The third omnibus final rule involves the breach notification for unsecured protected health information under the “HITECH” act. This rule replaces the prior rules “harm” threshold with a more objective standard.
Finally, the fourth rule prohibits most health plans from using or disclosing genetic information for underwriting purposes.
These final rules take effect this month on March 26, 2013. Covered business entities and business associates must comply with the applicable requirements by September 23, 2013. The penalties for violating the final rules are now as follows:
TABLE 2 – CATEGORIES OF VIOLATIONS AND RESPECTIVE PENTALTY AMOUNTS AVAILABLE
Violation Category – Section 1176 (a)(1)
All such violations of an identical provision in a calendar year
|(A) Did Not Know(B) Reasonable Cause
(C) (i)Willful Neglect-Corrected
(C) (ii) Willful Neglect-Not Corrected
Providers need to be aware of the penalties for violating the rules as we most recently reported to you the office of civil rights will not hesitate in sanctioning providers for violating the Act in amounts in excess of $1.5 million.
In an effort to stay competitive, hospital physician recruitment deals are on the rise. These arrangements are permitted under applicable federal law (the Stark Law) and are a core tool in hospitals’ tool chest. These arrangements generally involve the hospital “loaning” to the physician or to a practice employing the doctor the costs associated with that doctor joining. Since the ramp up costs associated with hiring or a physician just relocating to a new community can be steep (especially as payer contracts can take many months to set in place), hospital financial assistance can be critical. How do they work? Simple—
1.The hospital guarantees, based in part on MGMA salary surveys and other cost data sources, that the physician will collect at least $X each month for a period of normally up to 12 months;
2.The doctor agrees to remain in the hospital’s service area for 2-3 years, during which time, the amount loaned by the hospital is forgiven.
Though it may sound too good to be true, there are drawbacks, including:
1.There are pretty severe limitations placed on noncompetes for hospital recruited physicians which can be daunting to practices hiring them;
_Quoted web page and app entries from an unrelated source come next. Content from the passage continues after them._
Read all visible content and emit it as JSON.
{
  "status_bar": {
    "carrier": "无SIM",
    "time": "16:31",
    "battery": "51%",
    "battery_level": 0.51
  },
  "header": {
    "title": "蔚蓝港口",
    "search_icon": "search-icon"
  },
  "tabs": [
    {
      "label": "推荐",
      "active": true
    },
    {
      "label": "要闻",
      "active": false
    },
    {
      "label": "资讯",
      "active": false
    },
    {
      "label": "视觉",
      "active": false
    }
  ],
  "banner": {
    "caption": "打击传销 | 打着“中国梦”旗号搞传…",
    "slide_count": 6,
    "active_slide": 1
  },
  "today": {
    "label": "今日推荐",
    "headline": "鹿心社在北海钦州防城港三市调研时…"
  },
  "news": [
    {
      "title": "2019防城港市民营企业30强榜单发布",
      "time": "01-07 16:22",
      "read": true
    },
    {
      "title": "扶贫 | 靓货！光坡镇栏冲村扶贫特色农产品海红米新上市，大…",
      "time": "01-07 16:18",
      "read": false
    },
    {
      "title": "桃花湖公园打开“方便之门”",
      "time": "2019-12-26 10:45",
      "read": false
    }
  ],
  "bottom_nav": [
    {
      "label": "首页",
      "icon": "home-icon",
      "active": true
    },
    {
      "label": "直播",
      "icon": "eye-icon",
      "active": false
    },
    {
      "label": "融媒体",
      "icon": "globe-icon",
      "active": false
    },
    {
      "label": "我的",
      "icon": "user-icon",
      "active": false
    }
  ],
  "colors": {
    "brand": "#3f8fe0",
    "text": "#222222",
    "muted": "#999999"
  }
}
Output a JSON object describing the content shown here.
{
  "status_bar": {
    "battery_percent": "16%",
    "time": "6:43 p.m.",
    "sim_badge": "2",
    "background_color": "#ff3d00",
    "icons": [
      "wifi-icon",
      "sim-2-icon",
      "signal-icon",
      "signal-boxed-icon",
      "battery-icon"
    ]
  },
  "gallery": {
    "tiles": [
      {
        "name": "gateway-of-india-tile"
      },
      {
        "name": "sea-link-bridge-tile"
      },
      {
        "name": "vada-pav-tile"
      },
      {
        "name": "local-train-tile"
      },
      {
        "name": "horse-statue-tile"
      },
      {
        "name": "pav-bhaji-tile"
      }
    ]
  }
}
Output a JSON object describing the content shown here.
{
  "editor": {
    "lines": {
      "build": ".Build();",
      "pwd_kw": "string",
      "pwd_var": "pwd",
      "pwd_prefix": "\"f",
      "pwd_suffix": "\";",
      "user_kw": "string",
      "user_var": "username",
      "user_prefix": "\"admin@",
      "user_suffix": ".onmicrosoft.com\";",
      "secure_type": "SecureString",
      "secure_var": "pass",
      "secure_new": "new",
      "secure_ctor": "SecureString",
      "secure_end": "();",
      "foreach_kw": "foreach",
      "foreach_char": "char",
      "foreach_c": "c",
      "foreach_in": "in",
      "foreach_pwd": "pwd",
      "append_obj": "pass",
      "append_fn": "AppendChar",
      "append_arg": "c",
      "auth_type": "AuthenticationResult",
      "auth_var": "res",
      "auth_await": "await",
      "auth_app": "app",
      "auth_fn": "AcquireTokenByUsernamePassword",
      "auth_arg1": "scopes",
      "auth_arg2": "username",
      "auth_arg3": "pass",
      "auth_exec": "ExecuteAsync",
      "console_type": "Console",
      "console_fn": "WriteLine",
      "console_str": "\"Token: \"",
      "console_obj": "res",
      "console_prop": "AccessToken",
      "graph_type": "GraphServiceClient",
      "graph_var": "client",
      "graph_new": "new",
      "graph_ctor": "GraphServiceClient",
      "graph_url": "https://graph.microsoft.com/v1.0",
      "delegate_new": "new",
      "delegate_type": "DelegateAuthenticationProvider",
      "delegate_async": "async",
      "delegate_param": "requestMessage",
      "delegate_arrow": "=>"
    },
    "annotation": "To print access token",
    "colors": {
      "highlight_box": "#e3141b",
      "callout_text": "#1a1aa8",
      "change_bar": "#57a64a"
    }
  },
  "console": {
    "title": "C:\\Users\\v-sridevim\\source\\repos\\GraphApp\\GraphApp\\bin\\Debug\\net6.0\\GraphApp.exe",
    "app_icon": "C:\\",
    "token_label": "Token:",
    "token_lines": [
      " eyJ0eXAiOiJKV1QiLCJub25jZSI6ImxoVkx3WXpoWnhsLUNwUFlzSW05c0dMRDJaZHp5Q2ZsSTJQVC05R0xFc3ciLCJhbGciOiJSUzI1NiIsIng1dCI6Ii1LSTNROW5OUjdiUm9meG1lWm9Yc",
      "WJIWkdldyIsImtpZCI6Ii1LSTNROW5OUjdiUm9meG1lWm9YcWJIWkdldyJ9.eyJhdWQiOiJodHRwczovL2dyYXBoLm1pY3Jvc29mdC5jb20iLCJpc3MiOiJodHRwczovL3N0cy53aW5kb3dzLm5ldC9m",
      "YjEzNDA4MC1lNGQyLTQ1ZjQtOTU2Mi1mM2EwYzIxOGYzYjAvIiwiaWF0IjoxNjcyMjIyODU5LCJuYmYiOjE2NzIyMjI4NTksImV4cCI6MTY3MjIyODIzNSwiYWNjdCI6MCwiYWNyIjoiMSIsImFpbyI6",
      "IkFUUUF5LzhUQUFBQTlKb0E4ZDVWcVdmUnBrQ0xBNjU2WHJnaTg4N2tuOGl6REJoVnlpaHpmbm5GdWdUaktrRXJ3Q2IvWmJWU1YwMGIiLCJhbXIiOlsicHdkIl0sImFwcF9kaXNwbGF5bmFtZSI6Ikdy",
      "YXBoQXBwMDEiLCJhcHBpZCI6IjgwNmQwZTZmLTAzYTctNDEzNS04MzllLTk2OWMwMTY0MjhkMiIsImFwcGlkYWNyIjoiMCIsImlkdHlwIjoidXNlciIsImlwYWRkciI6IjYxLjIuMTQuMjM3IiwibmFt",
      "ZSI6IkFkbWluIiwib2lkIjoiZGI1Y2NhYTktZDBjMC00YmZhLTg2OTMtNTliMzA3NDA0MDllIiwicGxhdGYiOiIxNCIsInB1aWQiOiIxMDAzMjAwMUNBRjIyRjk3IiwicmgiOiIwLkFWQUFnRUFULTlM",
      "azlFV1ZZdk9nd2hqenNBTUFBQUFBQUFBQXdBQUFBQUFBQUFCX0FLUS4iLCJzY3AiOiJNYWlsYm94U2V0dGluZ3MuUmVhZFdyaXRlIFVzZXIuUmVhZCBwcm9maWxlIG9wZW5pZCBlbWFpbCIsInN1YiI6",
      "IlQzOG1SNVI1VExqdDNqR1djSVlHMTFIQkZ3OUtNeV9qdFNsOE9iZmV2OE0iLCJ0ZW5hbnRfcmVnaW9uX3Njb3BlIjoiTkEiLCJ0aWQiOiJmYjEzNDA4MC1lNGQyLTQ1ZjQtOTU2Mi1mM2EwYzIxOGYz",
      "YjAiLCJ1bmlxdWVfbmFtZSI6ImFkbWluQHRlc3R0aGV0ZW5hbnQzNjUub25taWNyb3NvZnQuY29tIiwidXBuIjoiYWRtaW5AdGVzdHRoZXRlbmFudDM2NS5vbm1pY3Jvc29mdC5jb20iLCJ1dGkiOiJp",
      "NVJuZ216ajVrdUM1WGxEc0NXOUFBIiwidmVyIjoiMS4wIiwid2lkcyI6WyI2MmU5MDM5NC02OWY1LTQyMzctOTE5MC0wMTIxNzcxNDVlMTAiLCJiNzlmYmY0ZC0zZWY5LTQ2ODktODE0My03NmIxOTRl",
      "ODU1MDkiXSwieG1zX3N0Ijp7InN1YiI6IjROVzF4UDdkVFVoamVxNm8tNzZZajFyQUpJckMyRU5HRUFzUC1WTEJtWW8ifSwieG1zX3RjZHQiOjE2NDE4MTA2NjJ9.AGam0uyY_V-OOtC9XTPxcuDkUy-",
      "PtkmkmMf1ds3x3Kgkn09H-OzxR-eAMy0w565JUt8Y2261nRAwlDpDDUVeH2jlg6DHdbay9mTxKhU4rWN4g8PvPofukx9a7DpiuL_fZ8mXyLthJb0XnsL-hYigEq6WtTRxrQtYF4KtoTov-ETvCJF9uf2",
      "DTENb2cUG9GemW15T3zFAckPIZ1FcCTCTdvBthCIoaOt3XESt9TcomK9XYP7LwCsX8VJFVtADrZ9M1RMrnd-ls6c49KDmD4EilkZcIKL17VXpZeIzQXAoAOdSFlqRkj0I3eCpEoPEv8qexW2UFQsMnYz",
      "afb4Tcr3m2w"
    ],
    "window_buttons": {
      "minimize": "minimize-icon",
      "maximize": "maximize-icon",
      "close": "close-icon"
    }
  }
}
2.Unless carefully worded and negotiated, recruited physicians may find themselves with high expectations and little delivered in terms of the marketing and other support required to create a successful practice. Not being financially successful is no defense to the requirement of staying in the hospital community for several years to write off the loan;
3. Some hospitals offset their business risk by taking any excess earnings (the collections exceeding the guaranteed amount) for months after the 12 month guarantee period, a period when collections should be substantially higher than during the early phases of the recruitment.
Practices entering into a hospital recruitment arrangement need to be careful in their physician contracts to pass as much financial risk as possible to the recruited doctor. A recruited doctor that decides he or she no longer likes the new community can leave the practice holding the bag for a huge amount of money which has not yet been forgiven.
Recruited physicians need to be careful about the risk passed off to them in their employment contracts if they are joining an existing practice, since the practices typically benefit by receiving enough money to cover all of the new physician’s salary, benefits and overhead.